Hildebrandt, running as a Democrat, is the former principal at Lively Technical School. He took credit as the “man responsible for cleaning up the construction (bidding policy) in Leon County.”
He said, “I discovered illegal activity…including overspending … paying contractors for substandard work, and multi-million dollars being purposely excluded for political reasons. In many, many years nothing has been bid or selected appropriately. Jackie Pons said give this contract to contractors A, B and C.”
Pons, who is running against Hildebrandt in the August Democrat primary, vehemently denied the charges, inferring they were politically motivated. “Every one of those projects were bid and were bid in the Tallahassee Democrat.

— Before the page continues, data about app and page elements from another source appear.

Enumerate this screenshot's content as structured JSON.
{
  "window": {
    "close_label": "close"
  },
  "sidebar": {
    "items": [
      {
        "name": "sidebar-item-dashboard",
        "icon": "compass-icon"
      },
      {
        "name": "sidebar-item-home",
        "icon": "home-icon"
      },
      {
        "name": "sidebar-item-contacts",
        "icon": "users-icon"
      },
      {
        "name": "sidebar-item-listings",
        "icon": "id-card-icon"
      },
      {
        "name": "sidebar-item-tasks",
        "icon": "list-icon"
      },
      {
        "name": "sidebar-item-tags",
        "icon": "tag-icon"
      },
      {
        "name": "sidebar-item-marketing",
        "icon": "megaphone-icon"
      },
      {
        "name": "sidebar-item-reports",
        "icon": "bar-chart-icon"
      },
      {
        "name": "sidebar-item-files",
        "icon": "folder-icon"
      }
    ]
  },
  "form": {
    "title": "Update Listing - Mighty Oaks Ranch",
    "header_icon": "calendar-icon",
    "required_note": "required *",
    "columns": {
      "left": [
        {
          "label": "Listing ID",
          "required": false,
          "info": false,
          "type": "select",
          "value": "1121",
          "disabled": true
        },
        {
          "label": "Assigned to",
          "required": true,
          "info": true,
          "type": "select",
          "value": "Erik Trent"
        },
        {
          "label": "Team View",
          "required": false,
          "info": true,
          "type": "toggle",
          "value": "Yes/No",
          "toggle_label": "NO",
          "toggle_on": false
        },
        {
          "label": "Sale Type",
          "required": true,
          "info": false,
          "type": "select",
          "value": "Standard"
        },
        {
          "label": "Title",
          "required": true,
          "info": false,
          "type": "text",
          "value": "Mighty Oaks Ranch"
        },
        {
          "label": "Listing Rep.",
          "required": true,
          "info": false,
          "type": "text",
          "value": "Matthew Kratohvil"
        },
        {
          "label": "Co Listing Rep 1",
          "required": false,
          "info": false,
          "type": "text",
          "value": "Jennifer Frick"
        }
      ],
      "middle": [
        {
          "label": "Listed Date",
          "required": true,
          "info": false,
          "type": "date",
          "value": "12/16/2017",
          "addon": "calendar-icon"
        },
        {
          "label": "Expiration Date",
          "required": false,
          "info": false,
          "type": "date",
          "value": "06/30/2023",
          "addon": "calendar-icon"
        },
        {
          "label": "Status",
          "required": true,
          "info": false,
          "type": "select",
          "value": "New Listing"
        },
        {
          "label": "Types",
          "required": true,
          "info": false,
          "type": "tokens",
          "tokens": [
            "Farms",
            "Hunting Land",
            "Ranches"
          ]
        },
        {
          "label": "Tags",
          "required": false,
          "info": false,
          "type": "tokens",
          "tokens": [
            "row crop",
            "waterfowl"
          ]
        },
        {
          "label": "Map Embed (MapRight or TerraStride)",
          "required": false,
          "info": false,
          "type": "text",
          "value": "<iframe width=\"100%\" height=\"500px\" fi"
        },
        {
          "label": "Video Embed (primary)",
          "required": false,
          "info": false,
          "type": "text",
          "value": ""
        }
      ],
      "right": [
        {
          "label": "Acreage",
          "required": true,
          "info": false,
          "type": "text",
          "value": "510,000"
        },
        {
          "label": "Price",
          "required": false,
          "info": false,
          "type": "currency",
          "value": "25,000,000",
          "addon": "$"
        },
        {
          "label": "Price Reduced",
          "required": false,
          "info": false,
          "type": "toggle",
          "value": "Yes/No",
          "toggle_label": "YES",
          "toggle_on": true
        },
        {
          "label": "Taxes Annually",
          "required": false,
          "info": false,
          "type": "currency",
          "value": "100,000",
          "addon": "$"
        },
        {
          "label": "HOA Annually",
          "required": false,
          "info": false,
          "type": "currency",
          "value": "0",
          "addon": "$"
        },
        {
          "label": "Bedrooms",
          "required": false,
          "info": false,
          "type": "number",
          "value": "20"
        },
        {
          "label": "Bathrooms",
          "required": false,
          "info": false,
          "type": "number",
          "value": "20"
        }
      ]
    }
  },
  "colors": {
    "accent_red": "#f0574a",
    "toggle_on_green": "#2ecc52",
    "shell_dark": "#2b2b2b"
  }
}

Two individuals running for office put together a notebook full of wild allegations against me and my family,” he said. “I have had to deal with this for three years. I have never been interviewed by anyone for any wrong doing while I have served as your superintendent. After 40 some stories (in the Tallahassee Democrat) and what do we have today? False allegations and they’re both running for superintendent.”
Hildebrandt, who was arrested last year and faces felony charges for allegedly using Lively Tech’s welding materials to complete projects at his home was asked by Stewart about the charges against him.
Hildebrandt responded, “Jackie Pons is damn afraid. (These charges) will have no impact on my campaign. I am honest as the day is long. I’m gonna run against him and beat his ass.”
Van Camp, running as a Republican, said of the controversy, “It hurts to see what’s happened.”
Van Camp, a 36 year veteran of the school board, who served on the administrative staff for all superintendents since 1978 and six years on the Leon County School Board, referred to himself as an experienced granddaddy.
He said that kind of experience is what is needed in the superintendent’s office, “There has got to be some healing and we need someone with experience and patience.”
Van Camp was asked by Stewart to respond to accusations that he entered the contest to take votes from Hanna in the general election which could help Pons win.
“I got in the race because I am concerned with the lack of leadership,” he said.
He said even though he and Pons are personal friends, politically Van Camp is Pons’ “worse enemy.” Van Camp said he is very conservative and doesn’t agree with Pons’ more liberal ideas.
He continued, “I had to use $8,000 of my own money (to get in this race.) I assure you, I don’t like Jackie Pons that much.”
Patricia Ann Sunday (NPA) Former School Board member and retired state employee was asked about criticism that she is not a serious contender for superintendent because she is way behind in fund raising. “Since when does money mean someone is qualified for superintendent? Each of the other candidates have been connected for 20 to 40 years. Are schools any better? Who has stood up for our children?” she asked.
“No one,” she yelled, “No one.”
Hanna won a straw poll of the 120 NEBA members attending the forum. Pons finished second.